Element data from apps and pages:
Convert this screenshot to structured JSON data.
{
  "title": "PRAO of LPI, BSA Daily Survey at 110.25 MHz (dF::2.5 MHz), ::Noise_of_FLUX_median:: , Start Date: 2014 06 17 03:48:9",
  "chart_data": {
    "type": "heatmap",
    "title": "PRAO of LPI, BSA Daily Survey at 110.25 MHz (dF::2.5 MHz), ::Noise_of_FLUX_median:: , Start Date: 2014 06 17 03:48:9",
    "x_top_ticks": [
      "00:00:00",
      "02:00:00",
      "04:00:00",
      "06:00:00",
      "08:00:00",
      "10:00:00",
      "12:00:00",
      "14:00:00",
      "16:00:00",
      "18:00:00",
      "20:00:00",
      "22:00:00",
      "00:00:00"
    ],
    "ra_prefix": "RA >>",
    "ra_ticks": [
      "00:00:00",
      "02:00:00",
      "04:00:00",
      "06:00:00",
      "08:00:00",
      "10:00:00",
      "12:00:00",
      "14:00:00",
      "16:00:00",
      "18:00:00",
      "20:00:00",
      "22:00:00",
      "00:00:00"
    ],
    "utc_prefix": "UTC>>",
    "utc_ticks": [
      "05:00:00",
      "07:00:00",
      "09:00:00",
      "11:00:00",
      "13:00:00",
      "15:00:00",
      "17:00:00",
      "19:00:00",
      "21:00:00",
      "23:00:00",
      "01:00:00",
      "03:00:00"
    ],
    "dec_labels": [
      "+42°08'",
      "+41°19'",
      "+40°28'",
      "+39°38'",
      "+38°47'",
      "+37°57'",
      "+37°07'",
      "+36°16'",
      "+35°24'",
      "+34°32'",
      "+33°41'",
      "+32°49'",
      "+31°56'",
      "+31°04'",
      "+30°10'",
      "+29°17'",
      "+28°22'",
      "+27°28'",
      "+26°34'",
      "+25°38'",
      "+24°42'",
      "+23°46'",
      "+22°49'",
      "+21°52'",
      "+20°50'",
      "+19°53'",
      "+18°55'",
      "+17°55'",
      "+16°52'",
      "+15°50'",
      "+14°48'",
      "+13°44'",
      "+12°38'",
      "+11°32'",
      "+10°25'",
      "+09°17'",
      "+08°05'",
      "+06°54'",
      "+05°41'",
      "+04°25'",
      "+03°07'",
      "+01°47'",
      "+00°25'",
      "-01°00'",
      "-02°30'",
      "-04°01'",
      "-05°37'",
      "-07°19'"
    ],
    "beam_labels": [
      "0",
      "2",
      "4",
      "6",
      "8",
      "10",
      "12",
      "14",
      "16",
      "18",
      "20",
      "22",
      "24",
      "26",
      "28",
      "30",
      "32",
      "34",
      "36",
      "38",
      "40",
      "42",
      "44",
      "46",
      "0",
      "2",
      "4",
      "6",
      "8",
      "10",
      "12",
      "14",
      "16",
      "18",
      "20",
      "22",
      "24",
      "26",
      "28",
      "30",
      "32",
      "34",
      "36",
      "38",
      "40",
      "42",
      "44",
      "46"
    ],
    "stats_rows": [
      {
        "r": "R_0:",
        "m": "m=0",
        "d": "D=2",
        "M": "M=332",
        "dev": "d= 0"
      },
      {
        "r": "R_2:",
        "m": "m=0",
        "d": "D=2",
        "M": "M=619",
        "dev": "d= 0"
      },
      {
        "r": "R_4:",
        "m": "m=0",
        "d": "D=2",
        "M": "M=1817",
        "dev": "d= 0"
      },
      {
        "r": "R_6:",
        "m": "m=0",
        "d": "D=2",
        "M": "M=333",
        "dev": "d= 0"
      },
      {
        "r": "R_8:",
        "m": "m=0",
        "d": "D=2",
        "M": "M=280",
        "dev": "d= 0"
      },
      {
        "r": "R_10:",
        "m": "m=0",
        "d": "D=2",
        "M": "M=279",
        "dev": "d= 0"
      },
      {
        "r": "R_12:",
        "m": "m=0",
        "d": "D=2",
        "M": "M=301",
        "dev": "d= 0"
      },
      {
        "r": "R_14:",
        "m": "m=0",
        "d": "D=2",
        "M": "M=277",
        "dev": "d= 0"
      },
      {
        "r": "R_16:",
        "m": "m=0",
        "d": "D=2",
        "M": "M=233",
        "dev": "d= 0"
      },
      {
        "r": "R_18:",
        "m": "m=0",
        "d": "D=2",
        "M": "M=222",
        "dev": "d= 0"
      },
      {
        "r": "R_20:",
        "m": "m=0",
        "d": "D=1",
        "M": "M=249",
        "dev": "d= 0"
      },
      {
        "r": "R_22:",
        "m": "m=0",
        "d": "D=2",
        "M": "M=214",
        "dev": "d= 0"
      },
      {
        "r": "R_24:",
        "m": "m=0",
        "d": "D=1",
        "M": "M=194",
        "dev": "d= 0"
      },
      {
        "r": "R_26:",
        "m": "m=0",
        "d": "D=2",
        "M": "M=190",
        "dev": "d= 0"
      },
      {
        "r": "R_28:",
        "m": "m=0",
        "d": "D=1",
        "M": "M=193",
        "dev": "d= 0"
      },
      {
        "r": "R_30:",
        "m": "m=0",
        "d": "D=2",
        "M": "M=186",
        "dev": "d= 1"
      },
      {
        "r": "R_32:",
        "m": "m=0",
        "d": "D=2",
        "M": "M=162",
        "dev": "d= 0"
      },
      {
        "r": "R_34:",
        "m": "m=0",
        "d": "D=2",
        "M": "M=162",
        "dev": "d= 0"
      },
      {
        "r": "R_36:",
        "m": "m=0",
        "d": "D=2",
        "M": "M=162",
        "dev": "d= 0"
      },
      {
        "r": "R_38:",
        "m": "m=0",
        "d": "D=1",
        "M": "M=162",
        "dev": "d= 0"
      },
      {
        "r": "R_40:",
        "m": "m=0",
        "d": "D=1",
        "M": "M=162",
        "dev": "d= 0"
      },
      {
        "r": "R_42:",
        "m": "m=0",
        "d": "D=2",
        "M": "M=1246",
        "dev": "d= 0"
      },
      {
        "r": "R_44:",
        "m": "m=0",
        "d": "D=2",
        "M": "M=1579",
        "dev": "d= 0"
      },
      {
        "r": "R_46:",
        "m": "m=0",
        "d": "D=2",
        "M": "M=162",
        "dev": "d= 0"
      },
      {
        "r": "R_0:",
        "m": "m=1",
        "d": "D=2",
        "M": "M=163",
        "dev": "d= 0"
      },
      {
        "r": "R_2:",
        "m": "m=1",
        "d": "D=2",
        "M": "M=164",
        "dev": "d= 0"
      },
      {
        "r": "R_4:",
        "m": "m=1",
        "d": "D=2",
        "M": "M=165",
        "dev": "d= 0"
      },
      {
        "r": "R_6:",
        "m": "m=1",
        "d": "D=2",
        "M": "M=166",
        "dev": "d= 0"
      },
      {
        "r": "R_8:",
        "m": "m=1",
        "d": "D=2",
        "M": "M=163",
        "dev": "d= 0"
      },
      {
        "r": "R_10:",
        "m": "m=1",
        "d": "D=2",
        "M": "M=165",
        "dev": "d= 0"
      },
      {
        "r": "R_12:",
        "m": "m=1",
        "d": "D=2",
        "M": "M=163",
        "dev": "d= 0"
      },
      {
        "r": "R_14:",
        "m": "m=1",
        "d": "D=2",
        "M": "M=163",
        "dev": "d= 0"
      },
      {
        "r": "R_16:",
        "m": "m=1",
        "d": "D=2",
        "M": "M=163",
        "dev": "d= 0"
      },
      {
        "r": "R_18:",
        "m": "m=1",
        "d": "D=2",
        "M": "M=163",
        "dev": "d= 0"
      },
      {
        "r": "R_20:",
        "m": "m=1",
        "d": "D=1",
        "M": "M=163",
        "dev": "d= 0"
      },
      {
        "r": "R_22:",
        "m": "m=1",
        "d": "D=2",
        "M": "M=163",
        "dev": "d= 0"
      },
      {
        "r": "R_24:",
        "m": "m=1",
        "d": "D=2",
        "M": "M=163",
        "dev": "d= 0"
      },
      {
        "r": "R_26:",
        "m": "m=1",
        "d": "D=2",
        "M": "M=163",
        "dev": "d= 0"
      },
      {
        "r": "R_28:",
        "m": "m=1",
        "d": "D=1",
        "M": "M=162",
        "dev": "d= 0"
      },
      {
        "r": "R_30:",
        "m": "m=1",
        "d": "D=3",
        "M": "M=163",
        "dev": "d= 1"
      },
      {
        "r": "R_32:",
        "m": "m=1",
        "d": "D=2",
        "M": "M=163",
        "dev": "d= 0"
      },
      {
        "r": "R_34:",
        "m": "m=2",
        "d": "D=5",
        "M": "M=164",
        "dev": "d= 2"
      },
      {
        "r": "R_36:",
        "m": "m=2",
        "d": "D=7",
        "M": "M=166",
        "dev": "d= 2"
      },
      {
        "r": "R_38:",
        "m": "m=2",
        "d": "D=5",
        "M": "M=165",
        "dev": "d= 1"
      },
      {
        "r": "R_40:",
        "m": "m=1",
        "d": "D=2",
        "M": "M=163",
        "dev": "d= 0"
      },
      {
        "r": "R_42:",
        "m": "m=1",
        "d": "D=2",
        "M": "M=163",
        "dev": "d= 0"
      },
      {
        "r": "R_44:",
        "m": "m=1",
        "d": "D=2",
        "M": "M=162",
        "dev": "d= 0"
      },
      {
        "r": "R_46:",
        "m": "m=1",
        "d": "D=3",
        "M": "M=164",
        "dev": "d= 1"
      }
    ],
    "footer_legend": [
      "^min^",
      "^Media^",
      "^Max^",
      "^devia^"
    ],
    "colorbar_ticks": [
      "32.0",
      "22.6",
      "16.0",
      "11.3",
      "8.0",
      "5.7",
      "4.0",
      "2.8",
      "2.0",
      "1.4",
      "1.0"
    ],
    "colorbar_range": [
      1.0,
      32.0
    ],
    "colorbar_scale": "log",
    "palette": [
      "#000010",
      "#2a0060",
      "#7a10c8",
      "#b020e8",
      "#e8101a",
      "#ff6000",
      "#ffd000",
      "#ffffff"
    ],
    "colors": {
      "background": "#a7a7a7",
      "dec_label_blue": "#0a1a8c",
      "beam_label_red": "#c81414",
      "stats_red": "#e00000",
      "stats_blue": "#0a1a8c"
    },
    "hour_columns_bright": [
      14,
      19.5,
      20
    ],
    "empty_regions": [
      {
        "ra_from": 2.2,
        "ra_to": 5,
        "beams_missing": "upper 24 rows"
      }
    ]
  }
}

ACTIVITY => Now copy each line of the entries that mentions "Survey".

EXERCISE SOLUTION =>
  "title": "PRAO of LPI, BSA Daily Survey at 110.25 MHz (dF::2.5 MHz), ::Noise_of_FLUX_median:: , Start Date: 2014 06 17 03:48:9",
    "title": "PRAO of LPI, BSA Daily Survey at 110.25 MHz (dF::2.5 MHz), ::Noise_of_FLUX_median:: , Start Date: 2014 06 17 03:48:9",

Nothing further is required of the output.